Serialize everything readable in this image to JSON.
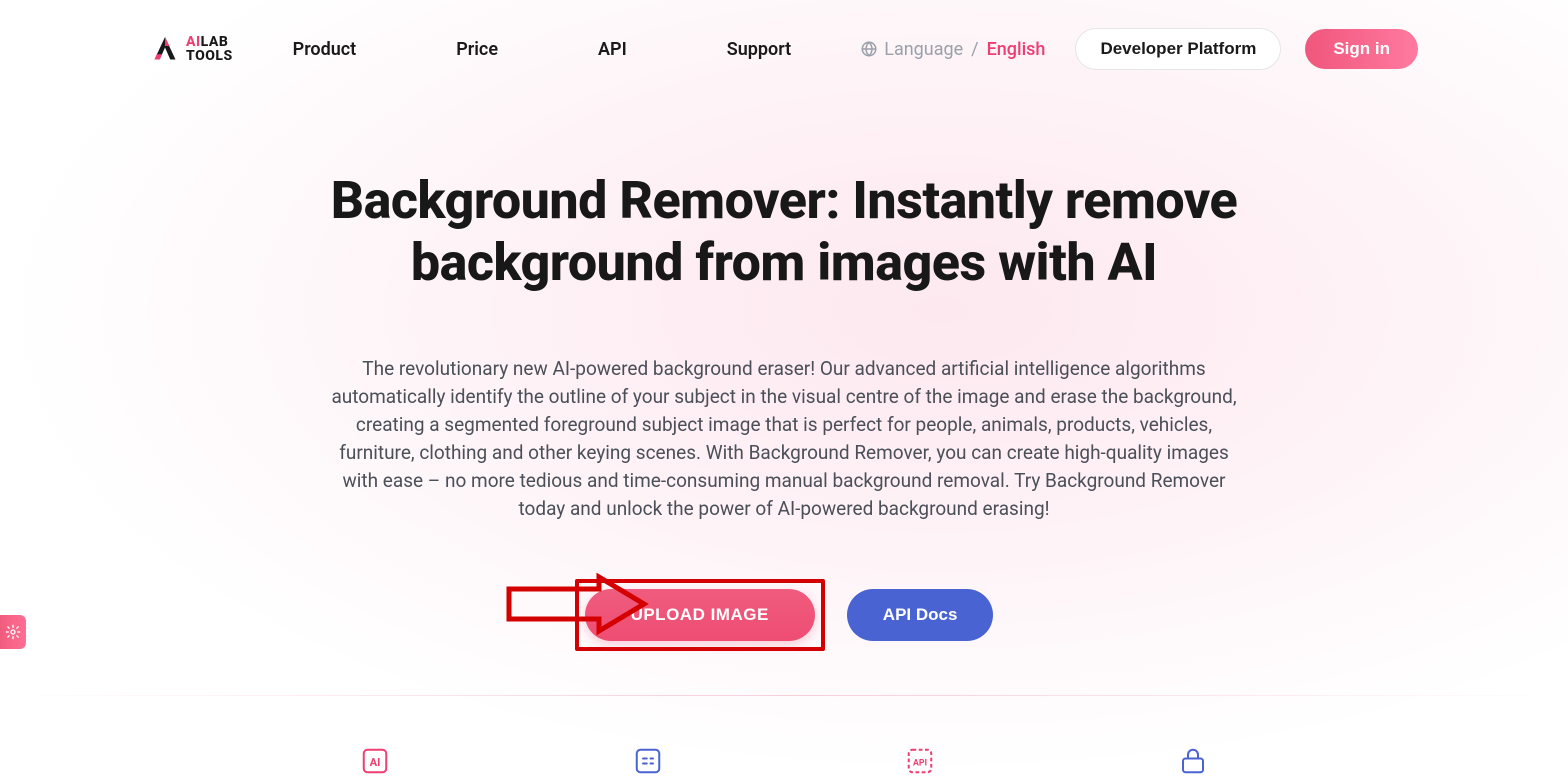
{
  "logo": {
    "brand_prefix": "AI",
    "brand_line1_rest": "LAB",
    "brand_line2": "TOOLS"
  },
  "nav": {
    "product": "Product",
    "price": "Price",
    "api": "API",
    "support": "Support"
  },
  "lang": {
    "label": "Language",
    "sep": "/",
    "value": "English"
  },
  "buttons": {
    "developer": "Developer Platform",
    "signin": "Sign in"
  },
  "hero": {
    "title": "Background Remover: Instantly remove background from images with AI",
    "description": "The revolutionary new AI-powered background eraser! Our advanced artificial intelligence algorithms automatically identify the outline of your subject in the visual centre of the image and erase the background, creating a segmented foreground subject image that is perfect for people, animals, products, vehicles, furniture, clothing and other keying scenes. With Background Remover, you can create high-quality images with ease – no more tedious and time-consuming manual background removal. Try Background Remover today and unlock the power of AI-powered background erasing!"
  },
  "cta": {
    "upload": "UPLOAD IMAGE",
    "api_docs": "API Docs"
  }
}
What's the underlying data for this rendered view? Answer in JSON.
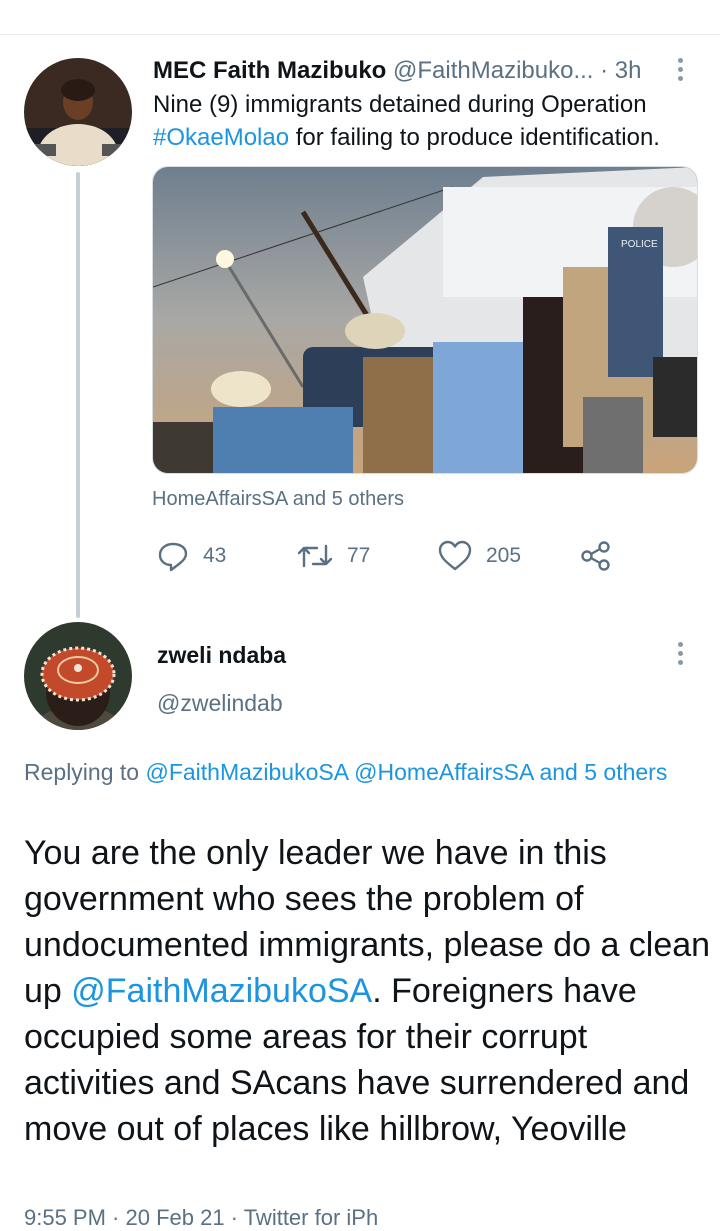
{
  "tweet": {
    "display_name": "MEC Faith Mazibuko",
    "handle": "@FaithMazibuko...",
    "separator": " · ",
    "time": "3h",
    "text_before": "Nine (9) immigrants detained during Operation ",
    "hashtag": "#OkaeMolao",
    "text_after": " for failing to produce identification.",
    "media_sign": "POLICE",
    "liked_by": "HomeAffairsSA and 5 others",
    "replies": "43",
    "retweets": "77",
    "likes": "205"
  },
  "reply": {
    "display_name": "zweli ndaba",
    "handle": "@zwelindab",
    "replying_label": "Replying to ",
    "replying_mentions": "@FaithMazibukoSA @HomeAffairsSA and 5 others",
    "body_before": "You are the only leader we have in this government who sees the problem of undocumented immigrants, please do a clean up ",
    "body_mention": "@FaithMazibukoSA",
    "body_after": ". Foreigners have occupied some areas for their corrupt activities and SAcans have surrendered and move out of places like hillbrow, Yeoville",
    "meta_partial": "9:55 PM · 20 Feb 21 · Twitter for iPh"
  },
  "colors": {
    "link": "#1b95e0",
    "secondary_text": "#5b7083",
    "thread_line": "#c4cfd6"
  },
  "icons": [
    "reply-icon",
    "retweet-icon",
    "like-icon",
    "share-icon",
    "more-options-icon"
  ]
}
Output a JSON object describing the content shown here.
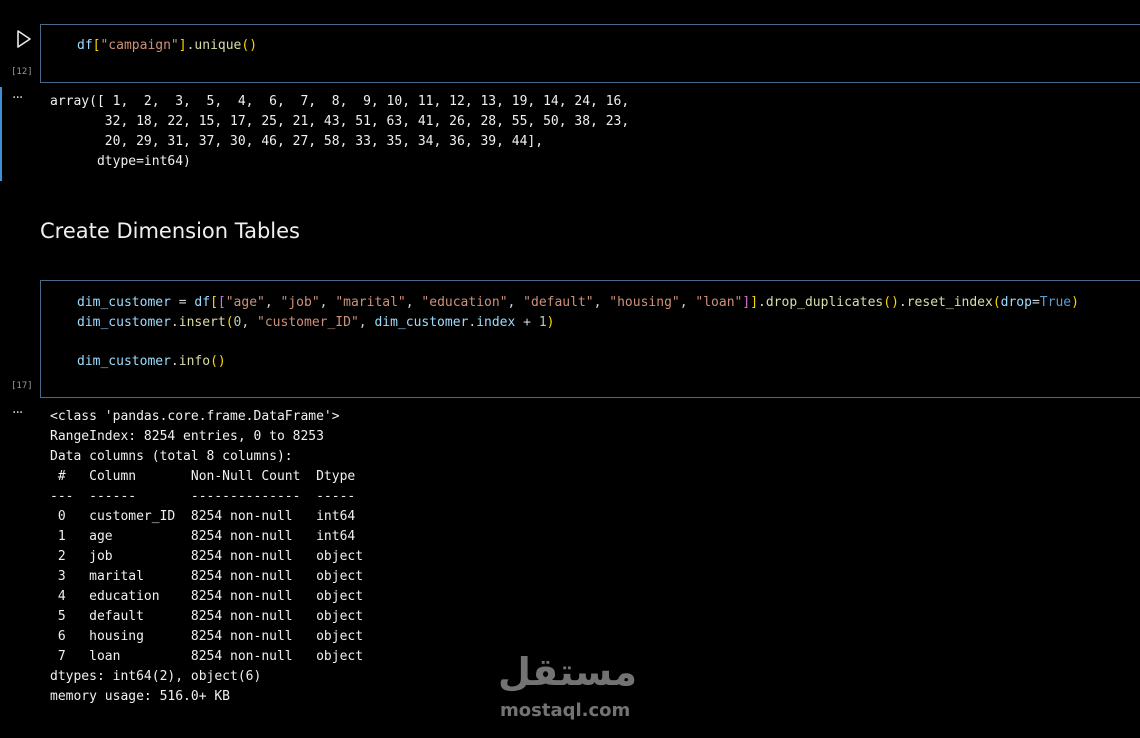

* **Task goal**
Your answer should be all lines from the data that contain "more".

* **Exercise result**
    "description": "The revolutionary new AI-powered background eraser! Our advanced artificial intelligence algorithms automatically identify the outline of your subject in the visual centre of the image and erase the background, creating a segmented foreground subject image that is perfect for people, animals, products, vehicles, furniture, clothing and other keying scenes. With Background Remover, you can create high-quality images with ease – no more tedious and time-consuming manual background removal. Try Background Remover today and unlock the power of AI-powered background erasing!"
    "more-options-icon"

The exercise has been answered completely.